Interview Stakeholders"The list of stakeholders for a project includes anyone who has a business or financial ownership or influence on the initiative. There is usually a hierarchy within the stakeholder group. For our purposes, there are two categories of stakeholders: decision makers and other stakeholders. The first group is the relevant of the two. It is imperative to identify the key decision makers from among the larger list of stakeholders. The key decision makers are the ones who can change the scope and boundaries of the project. It is not uncommon to have a single key decision maker, but there may be several. The other stakeholders are influencers who are responsible for running some portions of the business."
"Finding the key decision maker(s) can sometimes be an elusive task. It may not always be the person paying for the project. First, look for the Executive Sponsor or the Project Sponsor named in the Project Charter or Statement of Work. If no formal sponsor is documented, a good way to proceed is to identify the most senior executives who have the most to lose or gain from the initiative."
"The project rescue champion and the project manager, if they are separate resources, must understand what the key decision makers are thinking to build a rapport with them and to build trust and confidence that they problems are going to be solved. That is what the decision makers care about. That is what the decision makers are being measured on. At this stage, the key decision makers have accepted the need for a project rescue and probably realize that their jobs and careers are on the line.

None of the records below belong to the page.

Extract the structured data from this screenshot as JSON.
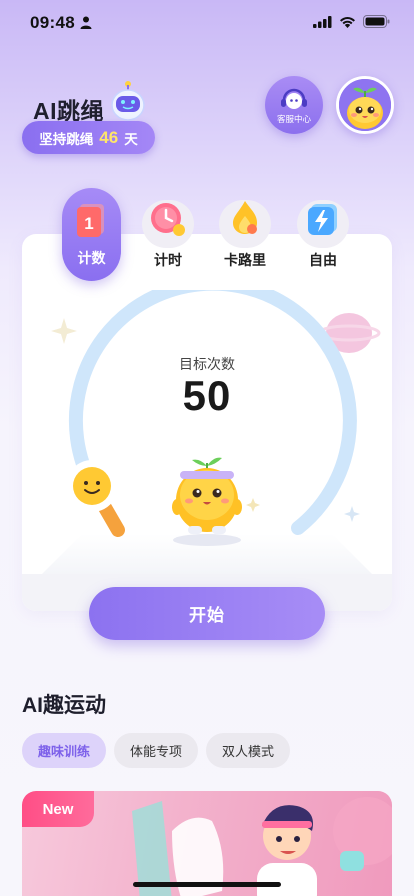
{
  "status": {
    "time": "09:48"
  },
  "header": {
    "title": "AI跳绳",
    "streak_prefix": "坚持跳绳",
    "streak_days": "46",
    "streak_suffix": "天",
    "service_label": "客服中心"
  },
  "modes": [
    {
      "label": "计数",
      "icon": "counter-icon",
      "active": true
    },
    {
      "label": "计时",
      "icon": "clock-icon",
      "active": false
    },
    {
      "label": "卡路里",
      "icon": "flame-icon",
      "active": false
    },
    {
      "label": "自由",
      "icon": "lightning-icon",
      "active": false
    }
  ],
  "gauge": {
    "target_label": "目标次数",
    "target_value": "50",
    "progress": 0.0
  },
  "start_button": "开始",
  "section": {
    "title": "AI趣运动",
    "chips": [
      "趣味训练",
      "体能专项",
      "双人模式"
    ],
    "active_chip": 0
  },
  "banner": {
    "tag": "New"
  },
  "colors": {
    "primary": "#8a6ff0",
    "accent_yellow": "#ffe66a",
    "new_tag": "#ff4e86",
    "gauge_ring": "#cfe6fb"
  }
}
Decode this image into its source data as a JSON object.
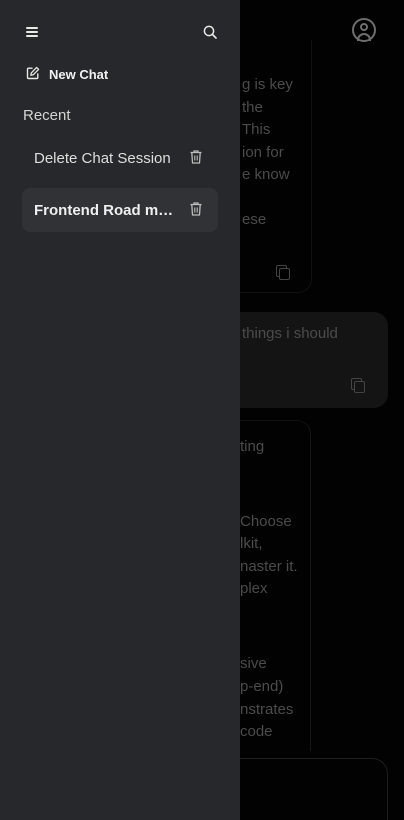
{
  "drawer": {
    "new_chat_label": "New Chat",
    "recent_label": "Recent",
    "chats": [
      {
        "label": "Delete Chat Session"
      },
      {
        "label": "Frontend Road map",
        "active": true
      }
    ]
  },
  "background_chat": {
    "bot_message_1_lines": [
      "g is key",
      "the",
      "This",
      "ion for",
      "e know",
      "",
      "ese"
    ],
    "user_message_lines": [
      "things i should"
    ],
    "bot_message_2_lines": [
      "ting",
      "",
      "",
      "Choose",
      "lkit,",
      "naster it.",
      "plex",
      "",
      "",
      "sive",
      "p-end)",
      "nstrates",
      "code"
    ]
  },
  "colors": {
    "drawer_bg": "#27282b",
    "active_item_bg": "#313236",
    "page_bg": "#020202"
  },
  "icons": [
    "menu-icon",
    "search-icon",
    "edit-icon",
    "trash-icon",
    "account-icon",
    "copy-icon"
  ]
}
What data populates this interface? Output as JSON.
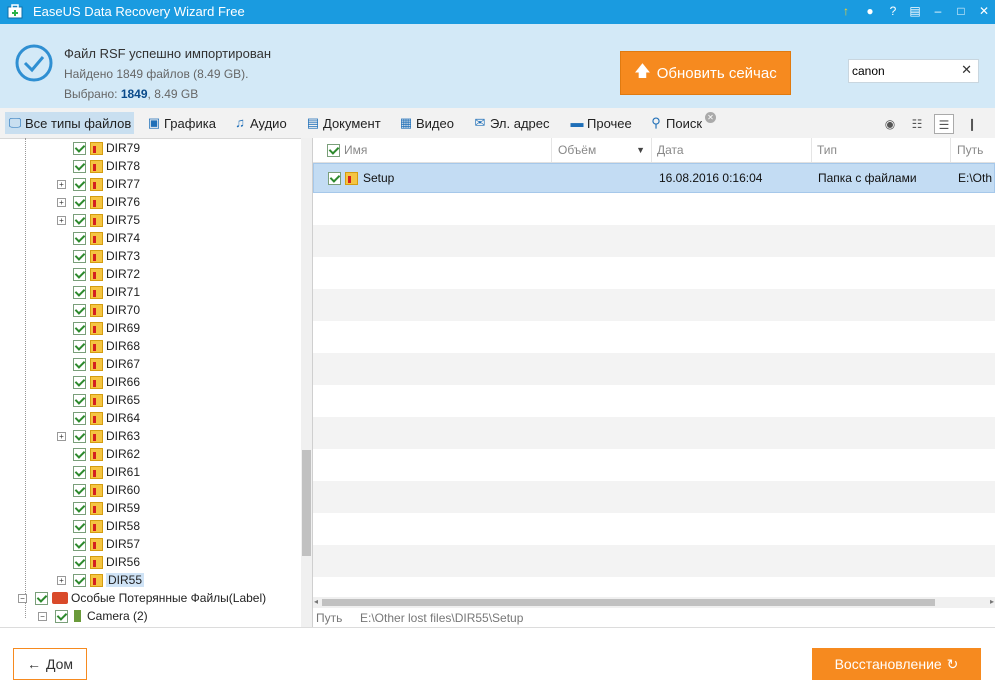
{
  "window": {
    "title": "EaseUS Data Recovery Wizard Free"
  },
  "header": {
    "status_title": "Файл RSF успешно импортирован",
    "found_text": "Найдено 1849 файлов (8.49 GB).",
    "selected_prefix": "Выбрано:",
    "selected_count": "1849",
    "selected_suffix": ", 8.49 GB",
    "upgrade_label": "Обновить сейчас",
    "search_value": "canon"
  },
  "filters": [
    {
      "label": "Все типы файлов",
      "icon": "monitor-icon"
    },
    {
      "label": "Графика",
      "icon": "image-icon"
    },
    {
      "label": "Аудио",
      "icon": "music-icon"
    },
    {
      "label": "Документ",
      "icon": "document-icon"
    },
    {
      "label": "Видео",
      "icon": "film-icon"
    },
    {
      "label": "Эл. адрес",
      "icon": "mail-icon"
    },
    {
      "label": "Прочее",
      "icon": "folder-icon"
    },
    {
      "label": "Поиск",
      "icon": "search-icon"
    }
  ],
  "tree": {
    "items": [
      "DIR79",
      "DIR78",
      "DIR77",
      "DIR76",
      "DIR75",
      "DIR74",
      "DIR73",
      "DIR72",
      "DIR71",
      "DIR70",
      "DIR69",
      "DIR68",
      "DIR67",
      "DIR66",
      "DIR65",
      "DIR64",
      "DIR63",
      "DIR62",
      "DIR61",
      "DIR60",
      "DIR59",
      "DIR58",
      "DIR57",
      "DIR56",
      "DIR55"
    ],
    "special_label": "Особые Потерянные Файлы(Label)",
    "camera_label": "Camera (2)"
  },
  "columns": {
    "name": "Имя",
    "size": "Объём",
    "date": "Дата",
    "type": "Тип",
    "path": "Путь"
  },
  "rows": [
    {
      "name": "Setup",
      "size": "",
      "date": "16.08.2016 0:16:04",
      "type": "Папка с файлами",
      "path": "E:\\Oth"
    }
  ],
  "pathbar": {
    "label": "Путь",
    "value": "E:\\Other lost files\\DIR55\\Setup"
  },
  "footer": {
    "home_label": "Дом",
    "recover_label": "Восстановление"
  },
  "colors": {
    "titlebar": "#1a9be0",
    "header_bg": "#d3e9f7",
    "accent": "#f68a1f",
    "selected_row": "#c3dcf3"
  }
}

They are looking for a way out."
The above is an excerpt from a book written by Sanjiv Purba and
Joseph Zucchero, published by McGraw-Hill/Osborne, 2100 Powell Street,
10th Floor, Emeryville, California 94608 U.S.A. Sanjiv has over 20
years of experience managing large projects and many years engaged in
rescuing ailing projects.